  • Subjects / Keywords
  • Graduation date
    2014-11
  • Type of Item
    Thesis
  • Degree
    Doctor of Philosophy
  • DOI
    https://doi.org/10.7939/R31J97G9M
  • License
    This thesis is made available by the University of Alberta Libraries with permission of the copyright owner solely for non-commercial purposes.
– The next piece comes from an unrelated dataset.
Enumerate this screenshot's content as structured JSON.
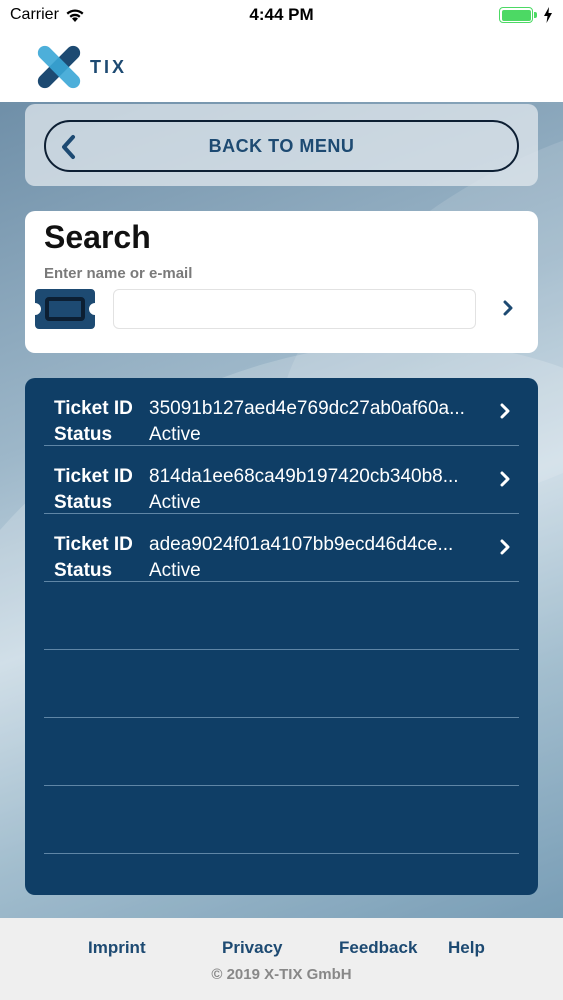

This thesis, or any portion thereof, may not otherwise be copied or reproduced without the written consent of the copyright owner, except to the extent permitted by Canadian copyright law.
  • Language
    English
  • Institution
    University of Alberta
  • Degree level
    Doctoral
  • Department
    • Department of Earth and Atmospheric Sciences
  • Supervisor / co-supervisor and their department(s)
    • Konhauser, Kurt (Earth and Atmospheric Science)
  • Examining committee members and their departments
    • Templeton, Alexis (Geological Sciences, University of Boulder Colorado)
    • Gingras, Murray (Earth and Atmospheric Science)
    • Konhauser, Kurt (Earth and Atmospheric Sciences)
    • Owttrim, George (Biological Sciences)
    • Zonneveld, JP (Earth and Atmospheric Science)